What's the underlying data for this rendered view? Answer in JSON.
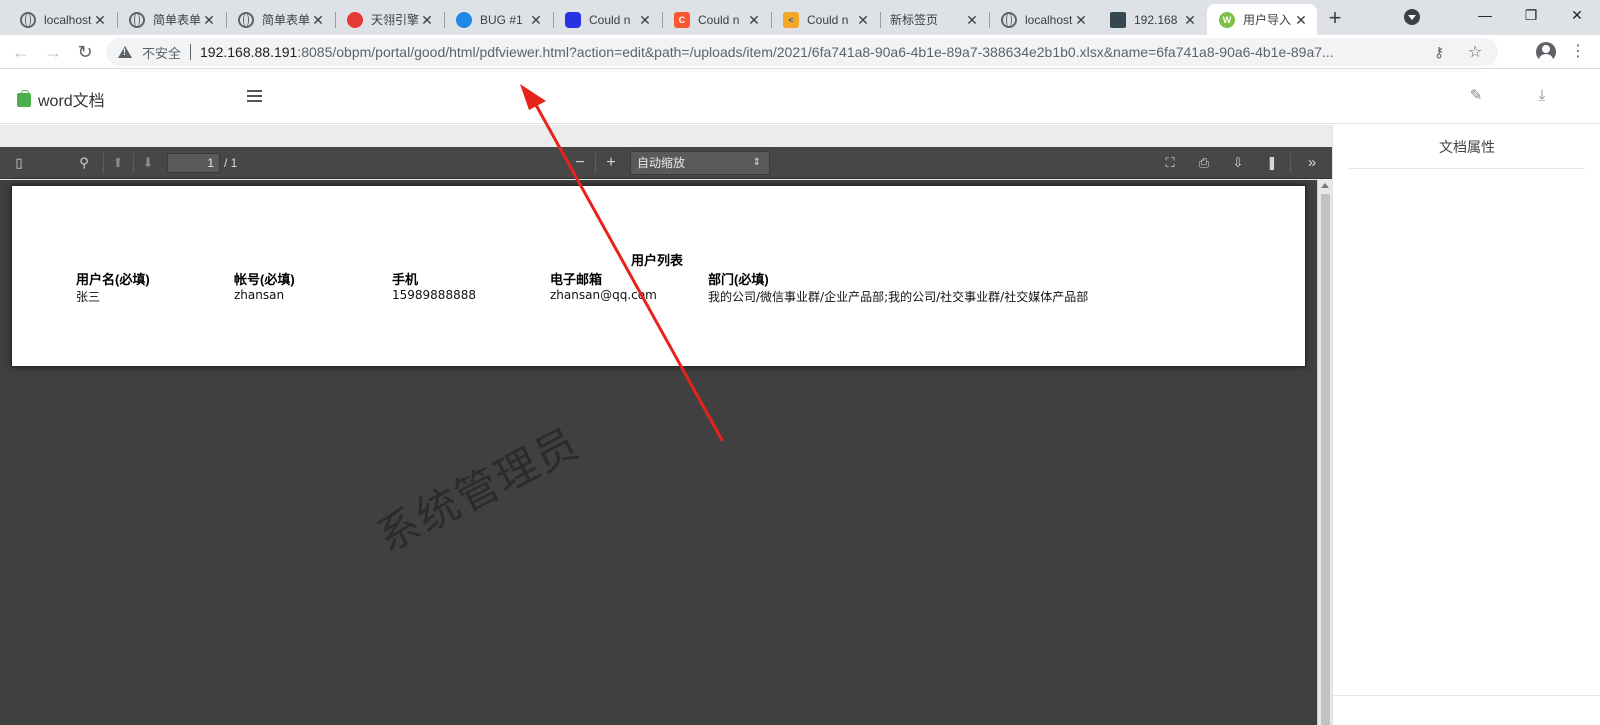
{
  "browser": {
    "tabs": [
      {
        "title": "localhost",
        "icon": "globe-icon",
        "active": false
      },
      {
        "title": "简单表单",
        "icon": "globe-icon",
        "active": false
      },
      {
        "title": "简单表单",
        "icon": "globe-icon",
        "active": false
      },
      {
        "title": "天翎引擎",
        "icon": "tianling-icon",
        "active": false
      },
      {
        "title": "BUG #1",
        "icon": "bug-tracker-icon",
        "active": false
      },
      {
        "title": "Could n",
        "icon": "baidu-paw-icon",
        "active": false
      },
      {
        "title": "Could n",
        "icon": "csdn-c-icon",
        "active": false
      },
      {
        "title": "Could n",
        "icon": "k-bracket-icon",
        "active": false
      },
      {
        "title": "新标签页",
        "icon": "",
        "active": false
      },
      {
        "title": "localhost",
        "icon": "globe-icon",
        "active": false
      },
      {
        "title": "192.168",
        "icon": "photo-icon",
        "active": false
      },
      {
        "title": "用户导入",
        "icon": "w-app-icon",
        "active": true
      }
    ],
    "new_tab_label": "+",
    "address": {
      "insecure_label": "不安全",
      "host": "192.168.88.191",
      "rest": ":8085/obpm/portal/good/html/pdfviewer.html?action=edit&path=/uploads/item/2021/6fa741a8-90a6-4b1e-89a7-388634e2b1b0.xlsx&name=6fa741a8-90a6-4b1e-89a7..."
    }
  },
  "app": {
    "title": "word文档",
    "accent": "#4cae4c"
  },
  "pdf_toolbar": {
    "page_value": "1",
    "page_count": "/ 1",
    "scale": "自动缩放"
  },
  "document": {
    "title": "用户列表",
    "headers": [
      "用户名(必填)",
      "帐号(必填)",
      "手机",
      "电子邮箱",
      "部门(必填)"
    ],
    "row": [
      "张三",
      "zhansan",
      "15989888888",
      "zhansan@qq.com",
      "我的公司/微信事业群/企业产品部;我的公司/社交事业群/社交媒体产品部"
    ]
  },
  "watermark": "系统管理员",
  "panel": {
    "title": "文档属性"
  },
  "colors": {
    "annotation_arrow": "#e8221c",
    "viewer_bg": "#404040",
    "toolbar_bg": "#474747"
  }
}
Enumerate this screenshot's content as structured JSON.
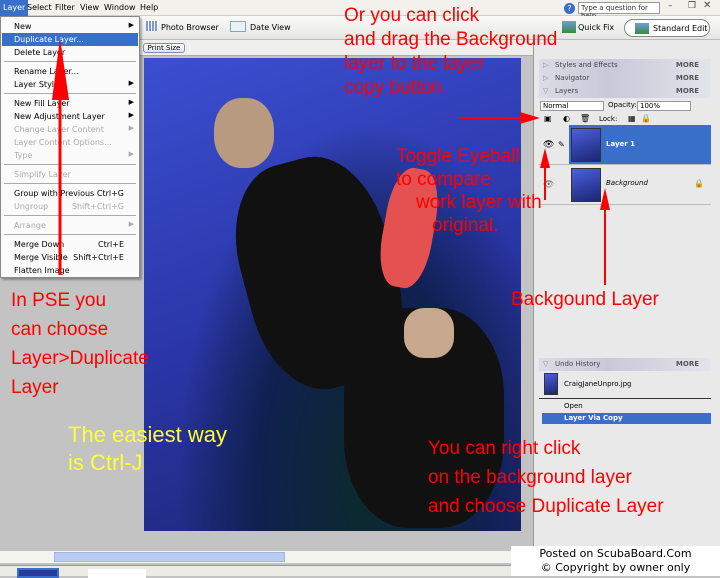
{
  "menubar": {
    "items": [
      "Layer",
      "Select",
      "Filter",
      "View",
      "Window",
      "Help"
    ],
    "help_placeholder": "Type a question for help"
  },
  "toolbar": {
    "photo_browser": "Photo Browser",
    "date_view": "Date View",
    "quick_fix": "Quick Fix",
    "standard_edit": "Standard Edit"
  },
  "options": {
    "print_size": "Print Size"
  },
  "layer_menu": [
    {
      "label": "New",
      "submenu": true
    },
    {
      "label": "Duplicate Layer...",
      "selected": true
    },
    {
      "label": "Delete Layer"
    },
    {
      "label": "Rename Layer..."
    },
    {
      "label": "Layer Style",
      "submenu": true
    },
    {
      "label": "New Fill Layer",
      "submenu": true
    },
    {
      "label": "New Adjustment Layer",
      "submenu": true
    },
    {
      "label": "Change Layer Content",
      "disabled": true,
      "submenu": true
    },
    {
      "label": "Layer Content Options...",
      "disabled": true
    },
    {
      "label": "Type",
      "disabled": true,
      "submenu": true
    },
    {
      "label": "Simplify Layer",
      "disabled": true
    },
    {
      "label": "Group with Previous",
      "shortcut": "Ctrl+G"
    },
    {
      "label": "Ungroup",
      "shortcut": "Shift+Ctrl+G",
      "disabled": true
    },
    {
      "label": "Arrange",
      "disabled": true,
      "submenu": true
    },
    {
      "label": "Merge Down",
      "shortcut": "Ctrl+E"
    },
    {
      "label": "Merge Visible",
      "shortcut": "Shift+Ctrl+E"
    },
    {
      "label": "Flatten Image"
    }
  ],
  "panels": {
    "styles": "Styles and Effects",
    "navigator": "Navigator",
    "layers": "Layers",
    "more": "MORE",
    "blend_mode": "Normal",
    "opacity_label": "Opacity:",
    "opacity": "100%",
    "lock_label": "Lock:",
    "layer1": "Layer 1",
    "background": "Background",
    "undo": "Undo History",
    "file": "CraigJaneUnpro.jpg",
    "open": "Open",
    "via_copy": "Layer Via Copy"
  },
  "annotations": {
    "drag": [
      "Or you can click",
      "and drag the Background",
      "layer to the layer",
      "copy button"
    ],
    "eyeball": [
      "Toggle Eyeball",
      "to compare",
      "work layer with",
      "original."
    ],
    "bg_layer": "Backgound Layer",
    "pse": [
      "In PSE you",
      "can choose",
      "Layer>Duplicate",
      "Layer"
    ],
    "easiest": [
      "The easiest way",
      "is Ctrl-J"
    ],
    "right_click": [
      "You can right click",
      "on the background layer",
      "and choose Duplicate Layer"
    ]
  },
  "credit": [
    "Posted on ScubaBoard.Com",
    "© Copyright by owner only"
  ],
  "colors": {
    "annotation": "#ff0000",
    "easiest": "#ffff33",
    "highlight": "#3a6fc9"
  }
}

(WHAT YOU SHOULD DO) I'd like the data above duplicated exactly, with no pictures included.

(TASK RESPONSE)
What's the underlying data for this rendered view? Answer in JSON.
{
  "browser": {
    "tabs": [
      {
        "title": "localhost",
        "icon": "globe-icon",
        "active": false
      },
      {
        "title": "简单表单",
        "icon": "globe-icon",
        "active": false
      },
      {
        "title": "简单表单",
        "icon": "globe-icon",
        "active": false
      },
      {
        "title": "天翎引擎",
        "icon": "tianling-icon",
        "active": false
      },
      {
        "title": "BUG #1",
        "icon": "bug-tracker-icon",
        "active": false
      },
      {
        "title": "Could n",
        "icon": "baidu-paw-icon",
        "active": false
      },
      {
        "title": "Could n",
        "icon": "csdn-c-icon",
        "active": false
      },
      {
        "title": "Could n",
        "icon": "k-bracket-icon",
        "active": false
      },
      {
        "title": "新标签页",
        "icon": "",
        "active": false
      },
      {
        "title": "localhost",
        "icon": "globe-icon",
        "active": false
      },
      {
        "title": "192.168",
        "icon": "photo-icon",
        "active": false
      },
      {
        "title": "用户导入",
        "icon": "w-app-icon",
        "active": true
      }
    ],
    "new_tab_label": "+",
    "address": {
      "insecure_label": "不安全",
      "host": "192.168.88.191",
      "rest": ":8085/obpm/portal/good/html/pdfviewer.html?action=edit&path=/uploads/item/2021/6fa741a8-90a6-4b1e-89a7-388634e2b1b0.xlsx&name=6fa741a8-90a6-4b1e-89a7..."
    }
  },
  "app": {
    "title": "word文档",
    "accent": "#4cae4c"
  },
  "pdf_toolbar": {
    "page_value": "1",
    "page_count": "/ 1",
    "scale": "自动缩放"
  },
  "document": {
    "title": "用户列表",
    "headers": [
      "用户名(必填)",
      "帐号(必填)",
      "手机",
      "电子邮箱",
      "部门(必填)"
    ],
    "row": [
      "张三",
      "zhansan",
      "15989888888",
      "zhansan@qq.com",
      "我的公司/微信事业群/企业产品部;我的公司/社交事业群/社交媒体产品部"
    ]
  },
  "watermark": "系统管理员",
  "panel": {
    "title": "文档属性"
  },
  "colors": {
    "annotation_arrow": "#e8221c",
    "viewer_bg": "#404040",
    "toolbar_bg": "#474747"
  }
}
Enumerate this screenshot's content as structured JSON.
{
  "menubar": {
    "items": [
      "Layer",
      "Select",
      "Filter",
      "View",
      "Window",
      "Help"
    ],
    "help_placeholder": "Type a question for help"
  },
  "toolbar": {
    "photo_browser": "Photo Browser",
    "date_view": "Date View",
    "quick_fix": "Quick Fix",
    "standard_edit": "Standard Edit"
  },
  "options": {
    "print_size": "Print Size"
  },
  "layer_menu": [
    {
      "label": "New",
      "submenu": true
    },
    {
      "label": "Duplicate Layer...",
      "selected": true
    },
    {
      "label": "Delete Layer"
    },
    {
      "label": "Rename Layer..."
    },
    {
      "label": "Layer Style",
      "submenu": true
    },
    {
      "label": "New Fill Layer",
      "submenu": true
    },
    {
      "label": "New Adjustment Layer",
      "submenu": true
    },
    {
      "label": "Change Layer Content",
      "disabled": true,
      "submenu": true
    },
    {
      "label": "Layer Content Options...",
      "disabled": true
    },
    {
      "label": "Type",
      "disabled": true,
      "submenu": true
    },
    {
      "label": "Simplify Layer",
      "disabled": true
    },
    {
      "label": "Group with Previous",
      "shortcut": "Ctrl+G"
    },
    {
      "label": "Ungroup",
      "shortcut": "Shift+Ctrl+G",
      "disabled": true
    },
    {
      "label": "Arrange",
      "disabled": true,
      "submenu": true
    },
    {
      "label": "Merge Down",
      "shortcut": "Ctrl+E"
    },
    {
      "label": "Merge Visible",
      "shortcut": "Shift+Ctrl+E"
    },
    {
      "label": "Flatten Image"
    }
  ],
  "panels": {
    "styles": "Styles and Effects",
    "navigator": "Navigator",
    "layers": "Layers",
    "more": "MORE",
    "blend_mode": "Normal",
    "opacity_label": "Opacity:",
    "opacity": "100%",
    "lock_label": "Lock:",
    "layer1": "Layer 1",
    "background": "Background",
    "undo": "Undo History",
    "file": "CraigJaneUnpro.jpg",
    "open": "Open",
    "via_copy": "Layer Via Copy"
  },
  "annotations": {
    "drag": [
      "Or you can click",
      "and drag the Background",
      "layer to the layer",
      "copy button"
    ],
    "eyeball": [
      "Toggle Eyeball",
      "to compare",
      "work layer with",
      "original."
    ],
    "bg_layer": "Backgound Layer",
    "pse": [
      "In PSE you",
      "can choose",
      "Layer>Duplicate",
      "Layer"
    ],
    "easiest": [
      "The easiest way",
      "is Ctrl-J"
    ],
    "right_click": [
      "You can right click",
      "on the background layer",
      "and choose Duplicate Layer"
    ]
  },
  "credit": [
    "Posted on ScubaBoard.Com",
    "© Copyright by owner only"
  ],
  "colors": {
    "annotation": "#ff0000",
    "easiest": "#ffff33",
    "highlight": "#3a6fc9"
  }
}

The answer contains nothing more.